[App and web page records]
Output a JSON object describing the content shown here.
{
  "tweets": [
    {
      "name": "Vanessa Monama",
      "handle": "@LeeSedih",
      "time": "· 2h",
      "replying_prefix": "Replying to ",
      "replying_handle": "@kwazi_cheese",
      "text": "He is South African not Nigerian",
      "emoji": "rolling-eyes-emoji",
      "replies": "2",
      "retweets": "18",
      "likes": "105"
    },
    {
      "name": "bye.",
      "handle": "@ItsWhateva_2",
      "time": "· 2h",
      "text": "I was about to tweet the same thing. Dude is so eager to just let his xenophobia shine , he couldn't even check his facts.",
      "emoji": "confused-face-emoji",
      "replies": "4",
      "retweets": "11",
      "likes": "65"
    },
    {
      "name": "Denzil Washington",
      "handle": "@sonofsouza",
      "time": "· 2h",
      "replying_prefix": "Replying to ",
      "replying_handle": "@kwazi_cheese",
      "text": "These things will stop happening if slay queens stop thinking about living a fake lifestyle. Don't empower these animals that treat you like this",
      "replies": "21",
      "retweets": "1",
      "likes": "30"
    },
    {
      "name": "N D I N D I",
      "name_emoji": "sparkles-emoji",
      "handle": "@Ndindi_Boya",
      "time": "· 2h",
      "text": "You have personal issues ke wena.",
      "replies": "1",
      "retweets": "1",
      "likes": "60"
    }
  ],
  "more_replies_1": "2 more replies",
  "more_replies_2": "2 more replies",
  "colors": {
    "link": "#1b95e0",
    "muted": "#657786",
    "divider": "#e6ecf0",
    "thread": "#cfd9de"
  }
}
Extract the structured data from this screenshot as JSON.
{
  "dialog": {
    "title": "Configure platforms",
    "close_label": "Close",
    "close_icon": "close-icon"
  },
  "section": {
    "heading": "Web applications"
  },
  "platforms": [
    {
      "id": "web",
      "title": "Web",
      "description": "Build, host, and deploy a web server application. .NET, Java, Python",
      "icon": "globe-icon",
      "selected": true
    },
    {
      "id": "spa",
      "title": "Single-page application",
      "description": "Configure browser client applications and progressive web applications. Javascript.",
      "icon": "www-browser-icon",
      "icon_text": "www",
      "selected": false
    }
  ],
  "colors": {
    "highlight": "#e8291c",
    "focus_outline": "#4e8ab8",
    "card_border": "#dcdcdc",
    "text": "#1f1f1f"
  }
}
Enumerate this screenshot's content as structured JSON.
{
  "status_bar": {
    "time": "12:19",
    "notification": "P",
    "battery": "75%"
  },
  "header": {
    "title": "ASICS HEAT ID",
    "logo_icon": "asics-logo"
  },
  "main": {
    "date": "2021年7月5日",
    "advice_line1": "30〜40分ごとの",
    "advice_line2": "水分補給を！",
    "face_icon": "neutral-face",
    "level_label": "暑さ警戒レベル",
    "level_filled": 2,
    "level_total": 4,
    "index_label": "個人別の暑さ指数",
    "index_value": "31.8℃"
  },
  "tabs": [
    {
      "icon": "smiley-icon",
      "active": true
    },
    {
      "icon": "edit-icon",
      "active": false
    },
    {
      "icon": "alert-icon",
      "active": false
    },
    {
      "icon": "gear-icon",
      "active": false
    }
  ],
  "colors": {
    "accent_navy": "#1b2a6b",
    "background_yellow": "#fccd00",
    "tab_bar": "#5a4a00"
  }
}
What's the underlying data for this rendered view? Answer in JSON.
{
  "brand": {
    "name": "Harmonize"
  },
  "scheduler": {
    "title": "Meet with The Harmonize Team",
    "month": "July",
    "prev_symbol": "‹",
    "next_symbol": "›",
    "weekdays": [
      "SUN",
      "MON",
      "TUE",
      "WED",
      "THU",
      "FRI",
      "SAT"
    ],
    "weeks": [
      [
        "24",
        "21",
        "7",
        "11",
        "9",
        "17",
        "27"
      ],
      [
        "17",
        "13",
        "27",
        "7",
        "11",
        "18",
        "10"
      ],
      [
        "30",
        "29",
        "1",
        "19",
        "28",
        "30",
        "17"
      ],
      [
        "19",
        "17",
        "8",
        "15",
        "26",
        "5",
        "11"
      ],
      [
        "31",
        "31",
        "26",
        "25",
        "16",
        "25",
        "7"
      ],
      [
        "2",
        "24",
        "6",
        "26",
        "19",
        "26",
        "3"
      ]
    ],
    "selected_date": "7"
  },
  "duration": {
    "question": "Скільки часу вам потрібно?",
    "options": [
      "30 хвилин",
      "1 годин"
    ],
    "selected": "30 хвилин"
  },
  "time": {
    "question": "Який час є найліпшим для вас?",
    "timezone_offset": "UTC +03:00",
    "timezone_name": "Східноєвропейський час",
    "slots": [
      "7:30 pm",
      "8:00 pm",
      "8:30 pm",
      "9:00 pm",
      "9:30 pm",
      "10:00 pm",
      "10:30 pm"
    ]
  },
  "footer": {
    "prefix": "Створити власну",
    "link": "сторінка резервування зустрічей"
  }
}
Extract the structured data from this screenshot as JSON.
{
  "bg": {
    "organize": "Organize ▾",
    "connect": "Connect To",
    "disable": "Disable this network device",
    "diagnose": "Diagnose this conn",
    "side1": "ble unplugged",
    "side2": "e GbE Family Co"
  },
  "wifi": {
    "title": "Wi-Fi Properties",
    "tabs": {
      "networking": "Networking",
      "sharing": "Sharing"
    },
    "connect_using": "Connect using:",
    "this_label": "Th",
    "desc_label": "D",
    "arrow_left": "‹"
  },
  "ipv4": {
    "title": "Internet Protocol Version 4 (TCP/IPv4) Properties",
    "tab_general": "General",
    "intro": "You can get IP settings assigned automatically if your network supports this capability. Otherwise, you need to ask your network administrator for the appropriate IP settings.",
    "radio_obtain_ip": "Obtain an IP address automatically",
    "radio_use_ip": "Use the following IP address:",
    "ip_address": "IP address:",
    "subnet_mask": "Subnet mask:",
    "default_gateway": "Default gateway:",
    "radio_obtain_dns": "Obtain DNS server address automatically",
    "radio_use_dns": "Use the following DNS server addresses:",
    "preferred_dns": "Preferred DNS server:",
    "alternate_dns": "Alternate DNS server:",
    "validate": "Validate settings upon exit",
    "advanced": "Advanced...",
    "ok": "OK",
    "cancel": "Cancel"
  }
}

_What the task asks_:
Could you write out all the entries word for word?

_Reply_:
Output a JSON object describing the content shown here.
{
  "tweets": [
    {
      "name": "Vanessa Monama",
      "handle": "@LeeSedih",
      "time": "· 2h",
      "replying_prefix": "Replying to ",
      "replying_handle": "@kwazi_cheese",
      "text": "He is South African not Nigerian",
      "emoji": "rolling-eyes-emoji",
      "replies": "2",
      "retweets": "18",
      "likes": "105"
    },
    {
      "name": "bye.",
      "handle": "@ItsWhateva_2",
      "time": "· 2h",
      "text": "I was about to tweet the same thing. Dude is so eager to just let his xenophobia shine , he couldn't even check his facts.",
      "emoji": "confused-face-emoji",
      "replies": "4",
      "retweets": "11",
      "likes": "65"
    },
    {
      "name": "Denzil Washington",
      "handle": "@sonofsouza",
      "time": "· 2h",
      "replying_prefix": "Replying to ",
      "replying_handle": "@kwazi_cheese",
      "text": "These things will stop happening if slay queens stop thinking about living a fake lifestyle. Don't empower these animals that treat you like this",
      "replies": "21",
      "retweets": "1",
      "likes": "30"
    },
    {
      "name": "N D I N D I",
      "name_emoji": "sparkles-emoji",
      "handle": "@Ndindi_Boya",
      "time": "· 2h",
      "text": "You have personal issues ke wena.",
      "replies": "1",
      "retweets": "1",
      "likes": "60"
    }
  ],
  "more_replies_1": "2 more replies",
  "more_replies_2": "2 more replies",
  "colors": {
    "link": "#1b95e0",
    "muted": "#657786",
    "divider": "#e6ecf0",
    "thread": "#cfd9de"
  }
}
Extract the structured data from this screenshot as JSON.
{
  "dialog": {
    "title": "Configure platforms",
    "close_label": "Close",
    "close_icon": "close-icon"
  },
  "section": {
    "heading": "Web applications"
  },
  "platforms": [
    {
      "id": "web",
      "title": "Web",
      "description": "Build, host, and deploy a web server application. .NET, Java, Python",
      "icon": "globe-icon",
      "selected": true
    },
    {
      "id": "spa",
      "title": "Single-page application",
      "description": "Configure browser client applications and progressive web applications. Javascript.",
      "icon": "www-browser-icon",
      "icon_text": "www",
      "selected": false
    }
  ],
  "colors": {
    "highlight": "#e8291c",
    "focus_outline": "#4e8ab8",
    "card_border": "#dcdcdc",
    "text": "#1f1f1f"
  }
}
Enumerate this screenshot's content as structured JSON.
{
  "status_bar": {
    "time": "12:19",
    "notification": "P",
    "battery": "75%"
  },
  "header": {
    "title": "ASICS HEAT ID",
    "logo_icon": "asics-logo"
  },
  "main": {
    "date": "2021年7月5日",
    "advice_line1": "30〜40分ごとの",
    "advice_line2": "水分補給を！",
    "face_icon": "neutral-face",
    "level_label": "暑さ警戒レベル",
    "level_filled": 2,
    "level_total": 4,
    "index_label": "個人別の暑さ指数",
    "index_value": "31.8℃"
  },
  "tabs": [
    {
      "icon": "smiley-icon",
      "active": true
    },
    {
      "icon": "edit-icon",
      "active": false
    },
    {
      "icon": "alert-icon",
      "active": false
    },
    {
      "icon": "gear-icon",
      "active": false
    }
  ],
  "colors": {
    "accent_navy": "#1b2a6b",
    "background_yellow": "#fccd00",
    "tab_bar": "#5a4a00"
  }
}
What's the underlying data for this rendered view? Answer in JSON.
{
  "brand": {
    "name": "Harmonize"
  },
  "scheduler": {
    "title": "Meet with The Harmonize Team",
    "month": "July",
    "prev_symbol": "‹",
    "next_symbol": "›",
    "weekdays": [
      "SUN",
      "MON",
      "TUE",
      "WED",
      "THU",
      "FRI",
      "SAT"
    ],
    "weeks": [
      [
        "24",
        "21",
        "7",
        "11",
        "9",
        "17",
        "27"
      ],
      [
        "17",
        "13",
        "27",
        "7",
        "11",
        "18",
        "10"
      ],
      [
        "30",
        "29",
        "1",
        "19",
        "28",
        "30",
        "17"
      ],
      [
        "19",
        "17",
        "8",
        "15",
        "26",
        "5",
        "11"
      ],
      [
        "31",
        "31",
        "26",
        "25",
        "16",
        "25",
        "7"
      ],
      [
        "2",
        "24",
        "6",
        "26",
        "19",
        "26",
        "3"
      ]
    ],
    "selected_date": "7"
  },
  "duration": {
    "question": "Скільки часу вам потрібно?",
    "options": [
      "30 хвилин",
      "1 годин"
    ],
    "selected": "30 хвилин"
  },
  "time": {
    "question": "Який час є найліпшим для вас?",
    "timezone_offset": "UTC +03:00",
    "timezone_name": "Східноєвропейський час",
    "slots": [
      "7:30 pm",
      "8:00 pm",
      "8:30 pm",
      "9:00 pm",
      "9:30 pm",
      "10:00 pm",
      "10:30 pm"
    ]
  },
  "footer": {
    "prefix": "Створити власну",
    "link": "сторінка резервування зустрічей"
  }
}
Extract the structured data from this screenshot as JSON.
{
  "bg": {
    "organize": "Organize ▾",
    "connect": "Connect To",
    "disable": "Disable this network device",
    "diagnose": "Diagnose this conn",
    "side1": "ble unplugged",
    "side2": "e GbE Family Co"
  },
  "wifi": {
    "title": "Wi-Fi Properties",
    "tabs": {
      "networking": "Networking",
      "sharing": "Sharing"
    },
    "connect_using": "Connect using:",
    "this_label": "Th",
    "desc_label": "D",
    "arrow_left": "‹"
  },
  "ipv4": {
    "title": "Internet Protocol Version 4 (TCP/IPv4) Properties",
    "tab_general": "General",
    "intro": "You can get IP settings assigned automatically if your network supports this capability. Otherwise, you need to ask your network administrator for the appropriate IP settings.",
    "radio_obtain_ip": "Obtain an IP address automatically",
    "radio_use_ip": "Use the following IP address:",
    "ip_address": "IP address:",
    "subnet_mask": "Subnet mask:",
    "default_gateway": "Default gateway:",
    "radio_obtain_dns": "Obtain DNS server address automatically",
    "radio_use_dns": "Use the following DNS server addresses:",
    "preferred_dns": "Preferred DNS server:",
    "alternate_dns": "Alternate DNS server:",
    "validate": "Validate settings upon exit",
    "advanced": "Advanced...",
    "ok": "OK",
    "cancel": "Cancel"
  }
}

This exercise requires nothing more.